Data records for software interfaces
● ● ●
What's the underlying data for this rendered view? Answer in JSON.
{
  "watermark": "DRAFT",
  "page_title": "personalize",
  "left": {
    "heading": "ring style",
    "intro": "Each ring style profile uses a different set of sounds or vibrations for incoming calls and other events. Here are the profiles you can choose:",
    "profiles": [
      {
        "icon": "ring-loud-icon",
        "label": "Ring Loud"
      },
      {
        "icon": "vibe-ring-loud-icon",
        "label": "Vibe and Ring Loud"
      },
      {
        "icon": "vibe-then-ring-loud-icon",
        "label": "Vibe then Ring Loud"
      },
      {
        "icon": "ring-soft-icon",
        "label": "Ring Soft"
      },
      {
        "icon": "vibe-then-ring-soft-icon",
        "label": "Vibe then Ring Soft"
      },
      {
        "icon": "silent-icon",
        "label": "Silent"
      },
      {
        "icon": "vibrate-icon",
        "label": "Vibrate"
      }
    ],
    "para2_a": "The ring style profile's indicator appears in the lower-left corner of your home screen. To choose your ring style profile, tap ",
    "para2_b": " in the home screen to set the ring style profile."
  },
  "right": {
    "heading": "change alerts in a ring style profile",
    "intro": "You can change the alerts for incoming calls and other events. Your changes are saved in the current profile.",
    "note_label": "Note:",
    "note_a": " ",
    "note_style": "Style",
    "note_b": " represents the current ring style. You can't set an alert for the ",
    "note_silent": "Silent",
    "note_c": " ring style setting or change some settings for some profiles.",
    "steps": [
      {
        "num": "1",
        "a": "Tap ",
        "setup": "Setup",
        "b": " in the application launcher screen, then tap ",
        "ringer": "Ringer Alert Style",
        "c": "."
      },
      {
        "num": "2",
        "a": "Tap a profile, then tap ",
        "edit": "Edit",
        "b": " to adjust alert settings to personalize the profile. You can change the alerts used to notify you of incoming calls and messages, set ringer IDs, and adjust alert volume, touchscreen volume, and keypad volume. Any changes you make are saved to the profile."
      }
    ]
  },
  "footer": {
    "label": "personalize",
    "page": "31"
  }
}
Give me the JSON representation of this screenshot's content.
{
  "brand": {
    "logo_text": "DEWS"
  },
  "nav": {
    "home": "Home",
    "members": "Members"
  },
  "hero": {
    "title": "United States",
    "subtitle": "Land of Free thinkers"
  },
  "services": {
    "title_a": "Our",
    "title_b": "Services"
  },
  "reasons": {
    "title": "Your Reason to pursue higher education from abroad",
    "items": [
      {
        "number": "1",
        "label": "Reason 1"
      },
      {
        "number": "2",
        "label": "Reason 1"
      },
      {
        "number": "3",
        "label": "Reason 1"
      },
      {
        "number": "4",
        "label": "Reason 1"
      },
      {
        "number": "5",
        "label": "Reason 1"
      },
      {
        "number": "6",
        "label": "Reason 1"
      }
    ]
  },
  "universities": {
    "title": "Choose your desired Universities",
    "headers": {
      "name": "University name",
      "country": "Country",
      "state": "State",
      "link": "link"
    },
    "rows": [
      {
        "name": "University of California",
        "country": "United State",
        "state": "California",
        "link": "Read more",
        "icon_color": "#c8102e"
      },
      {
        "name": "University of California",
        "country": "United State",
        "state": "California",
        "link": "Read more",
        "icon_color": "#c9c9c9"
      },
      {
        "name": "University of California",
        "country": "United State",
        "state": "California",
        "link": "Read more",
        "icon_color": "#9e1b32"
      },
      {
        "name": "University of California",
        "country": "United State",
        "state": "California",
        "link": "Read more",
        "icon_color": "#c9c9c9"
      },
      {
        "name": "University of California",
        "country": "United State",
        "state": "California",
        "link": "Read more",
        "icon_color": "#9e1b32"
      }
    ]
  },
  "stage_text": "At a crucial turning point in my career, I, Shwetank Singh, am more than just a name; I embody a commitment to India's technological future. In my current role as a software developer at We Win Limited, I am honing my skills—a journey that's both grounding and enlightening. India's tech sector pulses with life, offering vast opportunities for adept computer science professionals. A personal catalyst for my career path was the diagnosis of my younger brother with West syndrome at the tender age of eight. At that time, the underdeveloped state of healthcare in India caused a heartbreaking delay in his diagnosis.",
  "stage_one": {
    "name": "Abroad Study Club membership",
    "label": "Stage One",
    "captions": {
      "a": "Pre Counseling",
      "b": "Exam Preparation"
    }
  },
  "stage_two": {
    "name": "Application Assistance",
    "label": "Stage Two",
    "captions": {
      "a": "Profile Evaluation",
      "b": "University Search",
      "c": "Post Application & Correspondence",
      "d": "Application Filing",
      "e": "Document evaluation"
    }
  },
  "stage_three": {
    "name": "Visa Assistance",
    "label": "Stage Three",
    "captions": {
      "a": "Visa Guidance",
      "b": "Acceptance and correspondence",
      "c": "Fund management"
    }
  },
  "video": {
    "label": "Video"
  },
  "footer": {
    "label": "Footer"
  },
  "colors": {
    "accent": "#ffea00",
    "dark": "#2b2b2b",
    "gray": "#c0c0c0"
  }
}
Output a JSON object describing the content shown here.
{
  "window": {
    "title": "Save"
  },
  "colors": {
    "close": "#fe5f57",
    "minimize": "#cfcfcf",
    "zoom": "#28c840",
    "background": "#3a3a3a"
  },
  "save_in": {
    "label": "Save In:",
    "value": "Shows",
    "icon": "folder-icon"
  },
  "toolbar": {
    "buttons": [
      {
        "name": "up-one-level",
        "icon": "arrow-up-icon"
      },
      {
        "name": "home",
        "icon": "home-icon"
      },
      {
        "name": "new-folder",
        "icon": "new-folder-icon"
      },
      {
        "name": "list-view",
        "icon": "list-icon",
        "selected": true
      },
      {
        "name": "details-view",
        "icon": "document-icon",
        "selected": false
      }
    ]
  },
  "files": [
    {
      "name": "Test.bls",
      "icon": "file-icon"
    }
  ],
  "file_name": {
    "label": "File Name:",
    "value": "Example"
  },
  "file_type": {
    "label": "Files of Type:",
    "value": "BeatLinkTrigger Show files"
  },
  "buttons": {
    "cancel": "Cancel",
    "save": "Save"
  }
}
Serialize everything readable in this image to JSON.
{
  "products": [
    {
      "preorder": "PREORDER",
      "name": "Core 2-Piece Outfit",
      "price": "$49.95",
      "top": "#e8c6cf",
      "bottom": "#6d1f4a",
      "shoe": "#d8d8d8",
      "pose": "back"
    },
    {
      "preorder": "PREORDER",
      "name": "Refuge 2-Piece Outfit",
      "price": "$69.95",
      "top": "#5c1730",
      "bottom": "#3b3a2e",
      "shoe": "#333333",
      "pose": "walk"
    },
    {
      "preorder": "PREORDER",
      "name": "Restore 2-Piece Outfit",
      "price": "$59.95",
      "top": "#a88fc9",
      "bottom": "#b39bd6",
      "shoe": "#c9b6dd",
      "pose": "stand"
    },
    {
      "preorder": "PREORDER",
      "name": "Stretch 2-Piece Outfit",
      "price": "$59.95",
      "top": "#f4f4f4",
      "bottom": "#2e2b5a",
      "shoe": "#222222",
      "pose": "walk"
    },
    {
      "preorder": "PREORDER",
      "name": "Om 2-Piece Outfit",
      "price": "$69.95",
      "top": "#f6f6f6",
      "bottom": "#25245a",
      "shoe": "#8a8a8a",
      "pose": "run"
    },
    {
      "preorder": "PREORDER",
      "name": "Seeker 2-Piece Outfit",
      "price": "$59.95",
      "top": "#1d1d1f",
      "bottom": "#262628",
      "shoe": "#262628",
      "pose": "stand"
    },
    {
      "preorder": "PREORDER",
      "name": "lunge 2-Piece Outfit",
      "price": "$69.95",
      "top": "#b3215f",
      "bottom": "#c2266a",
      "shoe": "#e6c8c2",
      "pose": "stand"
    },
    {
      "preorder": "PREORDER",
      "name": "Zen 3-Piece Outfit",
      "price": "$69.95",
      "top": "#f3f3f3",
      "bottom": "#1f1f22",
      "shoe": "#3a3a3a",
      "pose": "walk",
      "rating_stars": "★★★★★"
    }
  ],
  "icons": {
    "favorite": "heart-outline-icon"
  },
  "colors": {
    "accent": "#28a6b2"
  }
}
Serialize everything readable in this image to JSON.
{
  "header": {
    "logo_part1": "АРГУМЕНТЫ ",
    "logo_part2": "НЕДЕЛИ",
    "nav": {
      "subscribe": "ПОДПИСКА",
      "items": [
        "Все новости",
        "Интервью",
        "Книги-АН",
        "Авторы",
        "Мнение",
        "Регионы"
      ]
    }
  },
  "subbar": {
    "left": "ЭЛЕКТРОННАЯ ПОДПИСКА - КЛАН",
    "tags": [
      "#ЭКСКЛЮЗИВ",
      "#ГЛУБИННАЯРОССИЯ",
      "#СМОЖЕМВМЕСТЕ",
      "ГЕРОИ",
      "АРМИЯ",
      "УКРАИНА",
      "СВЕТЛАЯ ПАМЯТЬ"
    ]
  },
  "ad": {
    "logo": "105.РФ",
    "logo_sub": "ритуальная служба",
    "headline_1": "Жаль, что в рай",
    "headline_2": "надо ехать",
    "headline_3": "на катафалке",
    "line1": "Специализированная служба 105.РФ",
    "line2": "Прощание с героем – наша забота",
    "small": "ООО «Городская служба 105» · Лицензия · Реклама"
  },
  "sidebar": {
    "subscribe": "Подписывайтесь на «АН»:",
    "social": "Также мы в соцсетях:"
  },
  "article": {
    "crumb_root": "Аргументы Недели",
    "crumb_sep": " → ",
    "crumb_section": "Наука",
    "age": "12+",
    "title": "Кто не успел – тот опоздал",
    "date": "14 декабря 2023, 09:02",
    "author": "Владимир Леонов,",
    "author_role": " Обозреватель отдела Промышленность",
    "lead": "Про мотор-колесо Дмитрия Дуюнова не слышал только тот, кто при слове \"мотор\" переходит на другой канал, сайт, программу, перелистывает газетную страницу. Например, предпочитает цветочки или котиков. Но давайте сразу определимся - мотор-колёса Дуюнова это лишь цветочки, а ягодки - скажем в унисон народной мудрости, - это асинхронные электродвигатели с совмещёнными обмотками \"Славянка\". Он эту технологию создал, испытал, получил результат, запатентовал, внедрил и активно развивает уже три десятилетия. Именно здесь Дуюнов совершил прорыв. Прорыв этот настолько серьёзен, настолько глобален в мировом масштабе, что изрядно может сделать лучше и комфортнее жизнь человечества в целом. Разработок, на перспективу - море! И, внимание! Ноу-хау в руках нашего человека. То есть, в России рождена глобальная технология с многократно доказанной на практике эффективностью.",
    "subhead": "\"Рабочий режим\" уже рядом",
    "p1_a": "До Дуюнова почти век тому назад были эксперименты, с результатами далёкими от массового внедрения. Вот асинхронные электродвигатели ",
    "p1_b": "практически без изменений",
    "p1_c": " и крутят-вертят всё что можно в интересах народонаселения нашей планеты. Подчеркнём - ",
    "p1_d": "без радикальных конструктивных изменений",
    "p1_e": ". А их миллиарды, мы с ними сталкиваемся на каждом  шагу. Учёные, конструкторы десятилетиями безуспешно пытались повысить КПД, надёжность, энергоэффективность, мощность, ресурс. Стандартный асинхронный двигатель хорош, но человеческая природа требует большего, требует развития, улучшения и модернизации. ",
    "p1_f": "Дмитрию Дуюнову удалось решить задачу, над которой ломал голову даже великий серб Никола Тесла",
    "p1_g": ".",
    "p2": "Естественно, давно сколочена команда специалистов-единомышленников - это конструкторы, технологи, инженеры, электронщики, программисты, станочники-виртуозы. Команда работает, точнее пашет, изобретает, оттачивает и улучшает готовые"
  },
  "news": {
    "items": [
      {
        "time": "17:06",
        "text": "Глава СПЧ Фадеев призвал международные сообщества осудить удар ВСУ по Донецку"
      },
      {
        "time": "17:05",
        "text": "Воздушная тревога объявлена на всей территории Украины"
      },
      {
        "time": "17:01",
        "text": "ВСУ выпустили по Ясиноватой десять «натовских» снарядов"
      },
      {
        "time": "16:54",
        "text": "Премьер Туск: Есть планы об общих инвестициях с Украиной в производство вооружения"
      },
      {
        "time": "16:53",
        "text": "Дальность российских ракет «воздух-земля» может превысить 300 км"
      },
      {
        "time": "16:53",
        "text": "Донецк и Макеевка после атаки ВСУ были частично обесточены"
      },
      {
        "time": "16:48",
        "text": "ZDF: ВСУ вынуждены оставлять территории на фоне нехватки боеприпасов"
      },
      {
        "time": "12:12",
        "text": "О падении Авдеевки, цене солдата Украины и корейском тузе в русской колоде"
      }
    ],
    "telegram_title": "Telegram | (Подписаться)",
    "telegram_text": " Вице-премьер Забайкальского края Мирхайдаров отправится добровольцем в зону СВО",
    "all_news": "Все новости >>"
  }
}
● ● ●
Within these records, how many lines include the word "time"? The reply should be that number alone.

9